Task material –
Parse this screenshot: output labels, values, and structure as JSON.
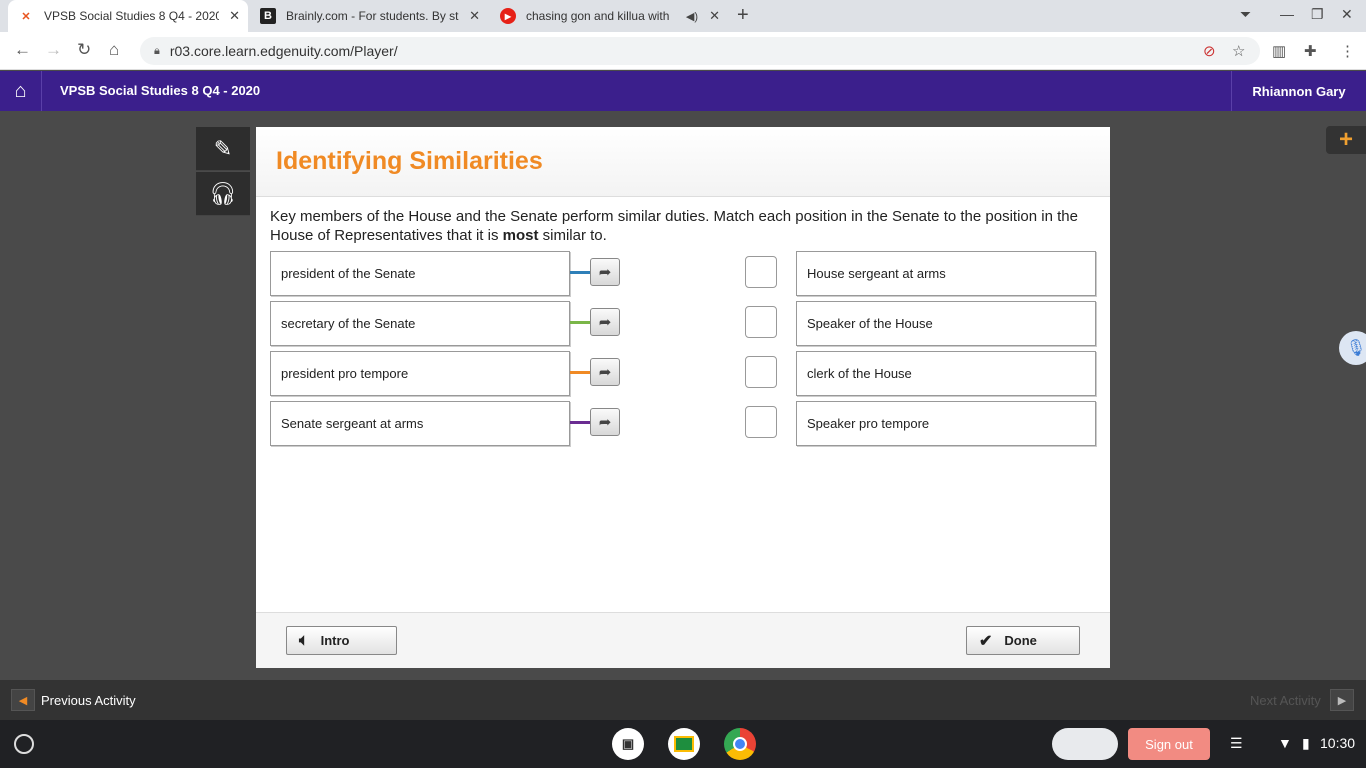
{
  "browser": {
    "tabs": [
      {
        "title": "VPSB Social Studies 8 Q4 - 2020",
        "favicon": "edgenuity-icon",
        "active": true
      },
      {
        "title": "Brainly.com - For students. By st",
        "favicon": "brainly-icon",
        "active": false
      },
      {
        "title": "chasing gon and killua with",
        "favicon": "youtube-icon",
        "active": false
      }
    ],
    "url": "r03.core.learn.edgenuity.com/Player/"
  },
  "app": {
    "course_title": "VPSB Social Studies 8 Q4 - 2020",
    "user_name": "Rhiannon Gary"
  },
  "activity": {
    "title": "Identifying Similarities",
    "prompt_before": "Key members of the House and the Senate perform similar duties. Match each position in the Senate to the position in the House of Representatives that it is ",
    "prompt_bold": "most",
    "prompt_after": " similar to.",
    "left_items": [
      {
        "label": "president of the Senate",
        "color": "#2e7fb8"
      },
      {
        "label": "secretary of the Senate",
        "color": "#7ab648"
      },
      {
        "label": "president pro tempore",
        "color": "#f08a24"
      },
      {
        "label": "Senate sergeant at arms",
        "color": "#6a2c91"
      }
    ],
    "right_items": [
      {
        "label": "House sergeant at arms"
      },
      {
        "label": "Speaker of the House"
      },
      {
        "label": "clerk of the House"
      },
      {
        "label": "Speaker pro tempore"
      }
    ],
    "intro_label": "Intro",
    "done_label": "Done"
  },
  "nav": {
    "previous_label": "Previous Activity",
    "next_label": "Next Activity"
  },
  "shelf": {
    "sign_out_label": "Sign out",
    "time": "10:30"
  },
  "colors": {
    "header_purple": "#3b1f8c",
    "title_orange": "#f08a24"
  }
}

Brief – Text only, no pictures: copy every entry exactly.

Expected answer –
Parse this screenshot: output labels, values, and structure as JSON.
{
  "browser": {
    "tabs": [
      {
        "title": "VPSB Social Studies 8 Q4 - 2020",
        "favicon": "edgenuity-icon",
        "active": true
      },
      {
        "title": "Brainly.com - For students. By st",
        "favicon": "brainly-icon",
        "active": false
      },
      {
        "title": "chasing gon and killua with",
        "favicon": "youtube-icon",
        "active": false
      }
    ],
    "url": "r03.core.learn.edgenuity.com/Player/"
  },
  "app": {
    "course_title": "VPSB Social Studies 8 Q4 - 2020",
    "user_name": "Rhiannon Gary"
  },
  "activity": {
    "title": "Identifying Similarities",
    "prompt_before": "Key members of the House and the Senate perform similar duties. Match each position in the Senate to the position in the House of Representatives that it is ",
    "prompt_bold": "most",
    "prompt_after": " similar to.",
    "left_items": [
      {
        "label": "president of the Senate",
        "color": "#2e7fb8"
      },
      {
        "label": "secretary of the Senate",
        "color": "#7ab648"
      },
      {
        "label": "president pro tempore",
        "color": "#f08a24"
      },
      {
        "label": "Senate sergeant at arms",
        "color": "#6a2c91"
      }
    ],
    "right_items": [
      {
        "label": "House sergeant at arms"
      },
      {
        "label": "Speaker of the House"
      },
      {
        "label": "clerk of the House"
      },
      {
        "label": "Speaker pro tempore"
      }
    ],
    "intro_label": "Intro",
    "done_label": "Done"
  },
  "nav": {
    "previous_label": "Previous Activity",
    "next_label": "Next Activity"
  },
  "shelf": {
    "sign_out_label": "Sign out",
    "time": "10:30"
  },
  "colors": {
    "header_purple": "#3b1f8c",
    "title_orange": "#f08a24"
  }
}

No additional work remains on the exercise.